*** Opening Source material ***

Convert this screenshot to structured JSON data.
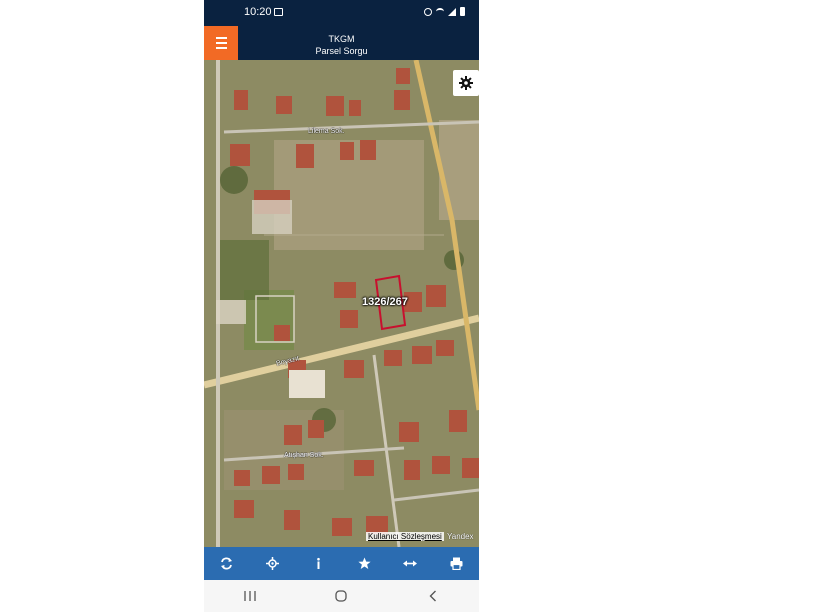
{
  "status_bar": {
    "time": "10:20",
    "icons": [
      "image-icon",
      "alarm-icon",
      "wifi-icon",
      "signal-icon",
      "battery-icon"
    ]
  },
  "app_bar": {
    "title": "TKGM",
    "subtitle": "Parsel Sorgu",
    "menu_icon": "hamburger-menu-icon",
    "accent_color": "#f26a25",
    "background_color": "#0a2240"
  },
  "map": {
    "parcel_label": "1326/267",
    "parcel_outline_color": "#c8102e",
    "streets": [
      "Lilema Sok.",
      "Boyazıt",
      "Atışhan Sok."
    ],
    "attribution": {
      "link_text": "Kullanıcı Sözleşmesi",
      "brand": "Yandex"
    },
    "settings_icon": "gear-icon"
  },
  "toolbar": {
    "background_color": "#2b6cb1",
    "items": [
      {
        "name": "refresh",
        "icon": "refresh-icon"
      },
      {
        "name": "locate",
        "icon": "crosshair-icon"
      },
      {
        "name": "info",
        "icon": "info-icon"
      },
      {
        "name": "favorites",
        "icon": "star-icon"
      },
      {
        "name": "measure",
        "icon": "measure-arrows-icon"
      },
      {
        "name": "print",
        "icon": "printer-icon"
      }
    ]
  },
  "nav_bar": {
    "items": [
      {
        "name": "recents",
        "icon": "recents-icon"
      },
      {
        "name": "home",
        "icon": "home-icon"
      },
      {
        "name": "back",
        "icon": "back-icon"
      }
    ]
  }
}
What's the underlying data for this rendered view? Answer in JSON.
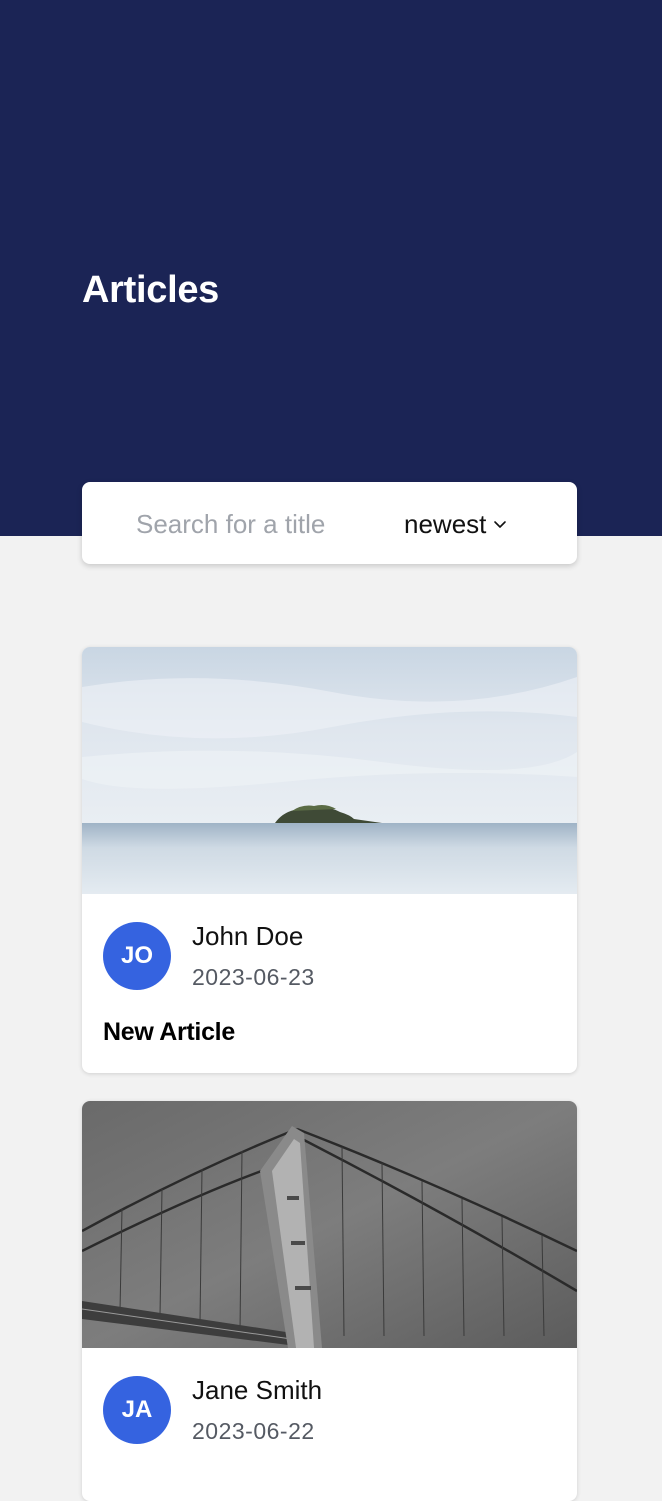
{
  "header": {
    "title": "Articles",
    "background_color": "#1b2455"
  },
  "search": {
    "placeholder": "Search for a title",
    "value": "",
    "sort_value": "newest",
    "sort_icon": "chevron-down-icon"
  },
  "articles": [
    {
      "image": "seascape-island-photo",
      "avatar_initials": "JO",
      "author": "John Doe",
      "date": "2023-06-23",
      "title": "New Article"
    },
    {
      "image": "bridge-aerial-photo",
      "avatar_initials": "JA",
      "author": "Jane Smith",
      "date": "2023-06-22",
      "title": ""
    }
  ],
  "colors": {
    "accent": "#3563e0",
    "page_background": "#f2f2f2"
  }
}
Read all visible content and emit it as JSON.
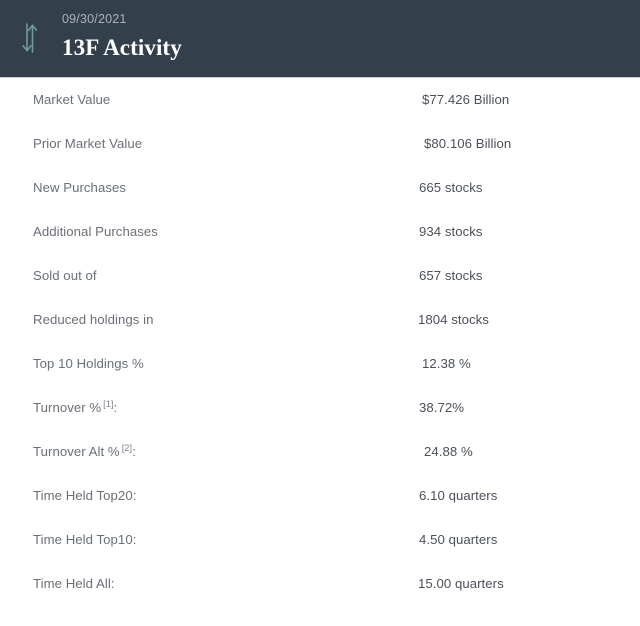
{
  "header": {
    "date": "09/30/2021",
    "title": "13F Activity",
    "icon": "up-down-arrow-icon",
    "bg_color": "#343f4c",
    "title_color": "#ffffff",
    "date_color": "#a9b2bb",
    "icon_color": "#6e9e94"
  },
  "table": {
    "rows": [
      {
        "label": "Market Value",
        "value": "$77.426 Billion"
      },
      {
        "label": "Prior Market Value",
        "value": "$80.106 Billion"
      },
      {
        "label": "New Purchases",
        "value": "665 stocks"
      },
      {
        "label": "Additional Purchases",
        "value": "934 stocks"
      },
      {
        "label": "Sold out of",
        "value": "657 stocks"
      },
      {
        "label": "Reduced holdings in",
        "value": "1804 stocks"
      },
      {
        "label": "Top 10 Holdings %",
        "value": "12.38 %"
      },
      {
        "label": "Turnover %",
        "footnote": "[1]",
        "suffix": ":",
        "value": "38.72%"
      },
      {
        "label": "Turnover Alt %",
        "footnote": "[2]",
        "suffix": ":",
        "value": "24.88 %"
      },
      {
        "label": "Time Held Top20:",
        "value": "6.10 quarters"
      },
      {
        "label": "Time Held Top10:",
        "value": "4.50 quarters"
      },
      {
        "label": "Time Held All:",
        "value": "15.00 quarters"
      }
    ]
  }
}
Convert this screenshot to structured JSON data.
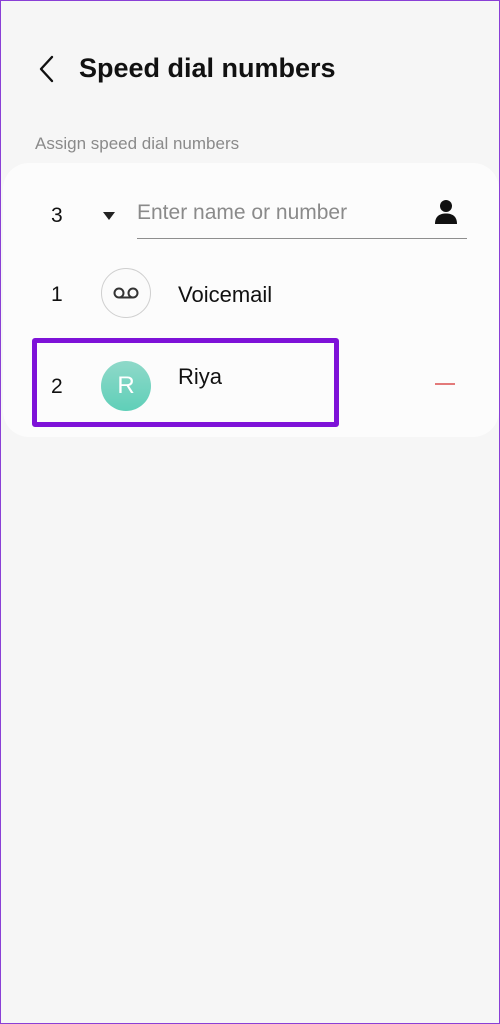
{
  "header": {
    "title": "Speed dial numbers",
    "back_icon": "chevron-left-icon"
  },
  "section": {
    "label": "Assign speed dial numbers"
  },
  "new_entry": {
    "number": "3",
    "dropdown_icon": "triangle-down-icon",
    "placeholder": "Enter name or number",
    "value": "",
    "contact_icon": "person-icon"
  },
  "entries": [
    {
      "number": "1",
      "name": "Voicemail",
      "icon": "voicemail-icon"
    },
    {
      "number": "2",
      "name": "Riya",
      "avatar_initial": "R",
      "avatar_color": "#6dd3be",
      "remove_icon": "minus-icon",
      "remove_color": "#e37a7a"
    }
  ],
  "colors": {
    "highlight": "#7e12d8",
    "background": "#f6f6f6"
  }
}
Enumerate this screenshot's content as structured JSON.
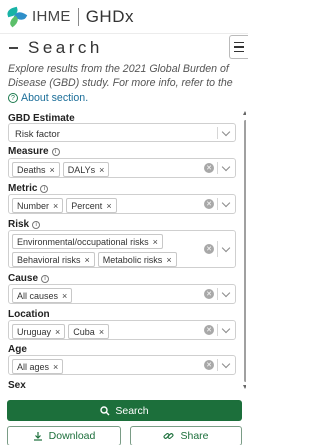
{
  "header": {
    "brand": "IHME",
    "product": "GHDx"
  },
  "search_panel": {
    "title": "Search",
    "intro": "Explore results from the 2021 Global Burden of Disease (GBD) study. For more info, refer to the",
    "about_link": "About section."
  },
  "form": {
    "gbd_estimate": {
      "label": "GBD Estimate",
      "value": "Risk factor"
    },
    "measure": {
      "label": "Measure",
      "chips": [
        "Deaths",
        "DALYs"
      ]
    },
    "metric": {
      "label": "Metric",
      "chips": [
        "Number",
        "Percent"
      ]
    },
    "risk": {
      "label": "Risk",
      "chips": [
        "Environmental/occupational risks",
        "Behavioral risks",
        "Metabolic risks"
      ]
    },
    "cause": {
      "label": "Cause",
      "chips": [
        "All causes"
      ]
    },
    "location": {
      "label": "Location",
      "chips": [
        "Uruguay",
        "Cuba"
      ]
    },
    "age": {
      "label": "Age",
      "chips": [
        "All ages"
      ]
    },
    "sex": {
      "label": "Sex"
    }
  },
  "actions": {
    "search": "Search",
    "download": "Download",
    "share": "Share"
  },
  "colors": {
    "primary": "#1c6f3b",
    "link": "#1b6e99"
  },
  "icons": {
    "remove": "×",
    "clear": "✕"
  }
}
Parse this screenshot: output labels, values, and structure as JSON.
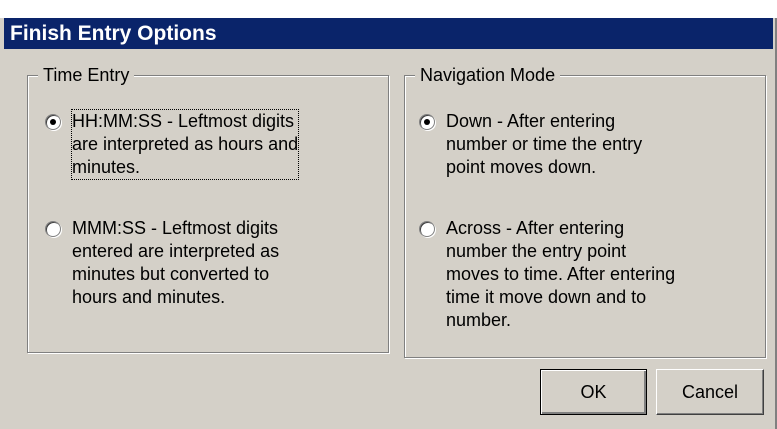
{
  "window": {
    "title": "Finish Entry Options"
  },
  "time_entry": {
    "group_label": "Time Entry",
    "options": [
      {
        "label": "HH:MM:SS - Leftmost digits\nare interpreted as hours and\nminutes.",
        "selected": true
      },
      {
        "label": "MMM:SS - Leftmost digits\nentered are interpreted as\nminutes but converted to\nhours and minutes.",
        "selected": false
      }
    ]
  },
  "navigation_mode": {
    "group_label": "Navigation Mode",
    "options": [
      {
        "label": "Down - After entering\nnumber or time the entry\npoint moves down.",
        "selected": true
      },
      {
        "label": "Across - After entering\nnumber the entry point\nmoves to time. After entering\ntime it move down and to\nnumber.",
        "selected": false
      }
    ]
  },
  "buttons": {
    "ok_label": "OK",
    "cancel_label": "Cancel"
  }
}
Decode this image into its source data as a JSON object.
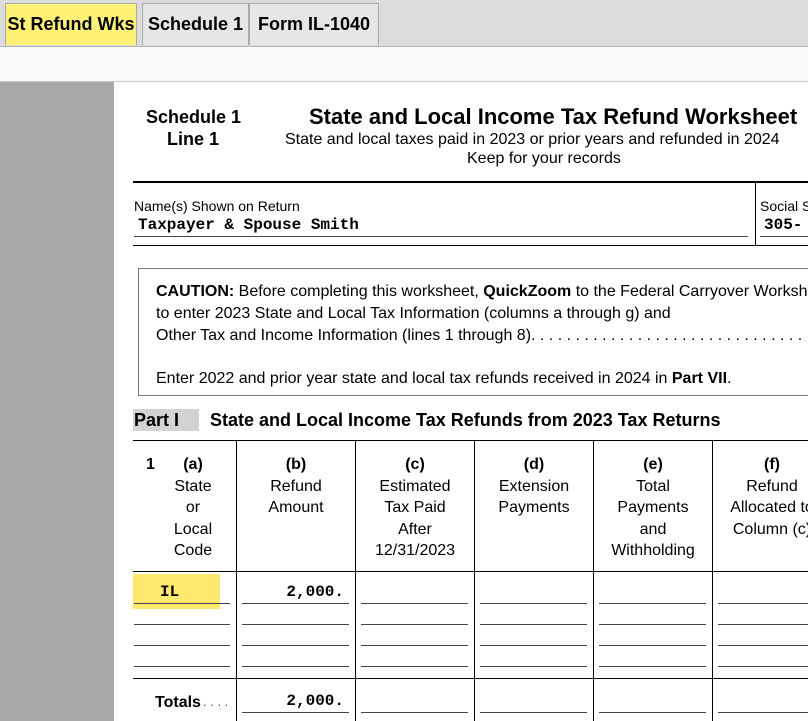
{
  "tabs": [
    {
      "label": "St Refund Wks"
    },
    {
      "label": "Schedule 1"
    },
    {
      "label": "Form IL-1040"
    }
  ],
  "header": {
    "schedule": "Schedule 1",
    "line": "Line 1",
    "title": "State and Local Income Tax Refund Worksheet",
    "subtitle": "State and local taxes paid in 2023 or prior years and refunded in 2024",
    "keep": "Keep for your records"
  },
  "name_row": {
    "name_label": "Name(s) Shown on Return",
    "name_value": "Taxpayer & Spouse Smith",
    "ssn_label": "Social Security Number",
    "ssn_value": "305-"
  },
  "caution": {
    "prefix": "CAUTION:",
    "line1_a": " Before completing this worksheet, ",
    "line1_bold": "QuickZoom",
    "line1_b": " to the Federal Carryover Worksheet",
    "line2": "to enter 2023 State and Local Tax Information (columns a through g) and",
    "line3": "Other Tax and Income Information (lines 1 through 8). . . . . . . . . . . . . . . . . . . . . . . . . . . . . . . . . . . . . . . . . .",
    "line4_a": "Enter 2022 and prior year state and local tax refunds received in 2024 in ",
    "line4_bold": "Part VII",
    "line4_b": "."
  },
  "part1": {
    "label": "Part I",
    "title": "State and Local Income Tax Refunds from 2023 Tax Returns"
  },
  "table": {
    "line_number": "1",
    "columns": [
      {
        "letter": "(a)",
        "lines": [
          "State",
          "or",
          "Local",
          "Code"
        ]
      },
      {
        "letter": "(b)",
        "lines": [
          "Refund",
          "Amount"
        ]
      },
      {
        "letter": "(c)",
        "lines": [
          "Estimated",
          "Tax Paid",
          "After",
          "12/31/2023"
        ]
      },
      {
        "letter": "(d)",
        "lines": [
          "Extension",
          "Payments"
        ]
      },
      {
        "letter": "(e)",
        "lines": [
          "Total",
          "Payments",
          "and",
          "Withholding"
        ]
      },
      {
        "letter": "(f)",
        "lines": [
          "Refund",
          "Allocated to",
          "Column (c)"
        ]
      }
    ],
    "rows": [
      {
        "state": "IL",
        "refund": "2,000."
      }
    ],
    "totals_label": "Totals",
    "totals_dots": ". . . .",
    "totals_refund": "2,000."
  },
  "colors": {
    "active_tab": "#fff176",
    "highlight": "#ffe86e",
    "sidebar": "#a9a9a9",
    "part_label_bg": "#d3d3d3"
  }
}
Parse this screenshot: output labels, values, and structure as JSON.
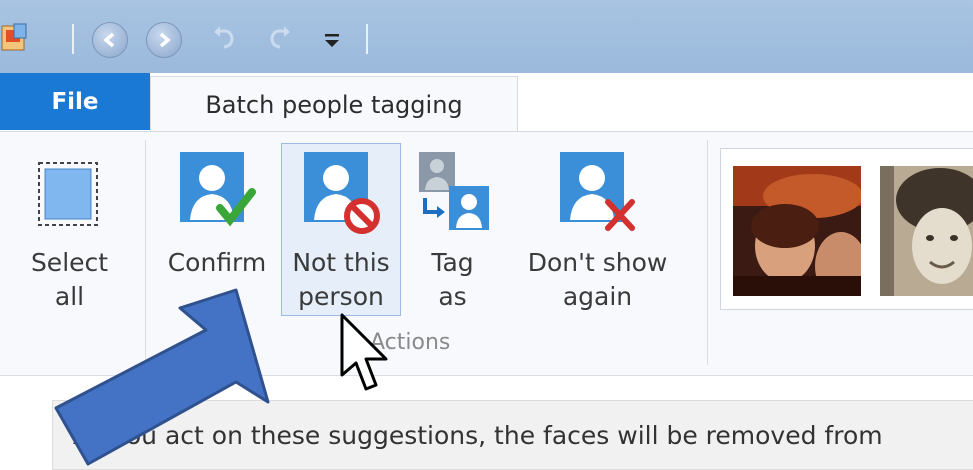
{
  "tabs": {
    "file": "File",
    "active": "Batch people tagging"
  },
  "ribbon": {
    "select_all": "Select\nall",
    "confirm": "Confirm",
    "not_this_person": "Not this\nperson",
    "tag_as": "Tag\nas",
    "dont_show_again": "Don't show\nagain",
    "group_label": "Actions"
  },
  "info_bar": {
    "text": "As you act on these suggestions, the faces will be removed from"
  },
  "colors": {
    "accent": "#1b79d6",
    "arrow": "#4472c4",
    "ribbon_bg": "#f7f9fc",
    "titlebar": "#a9c4e2"
  },
  "icons": [
    "app-icon",
    "back-icon",
    "forward-icon",
    "undo-icon",
    "redo-icon",
    "customize-caret-icon",
    "select-all-icon",
    "confirm-icon",
    "not-this-person-icon",
    "tag-as-icon",
    "dont-show-again-icon",
    "annotation-arrow",
    "mouse-cursor-icon"
  ]
}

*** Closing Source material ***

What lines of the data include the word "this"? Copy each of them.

Answer for the task >>
Convert this screenshot to structured JSON data.
What's the underlying data for this rendered view? Answer in JSON.
Convert this screenshot to structured JSON data.
Enumerate this screenshot's content as structured JSON.
Parse this screenshot: output labels, values, and structure as JSON.
Decode this image into its source data as a JSON object.
    "line1_a": " Before completing this worksheet, ",
Parse this screenshot: output labels, values, and structure as JSON.
    "not_this_person": "Not this\nperson",
    "not-this-person-icon",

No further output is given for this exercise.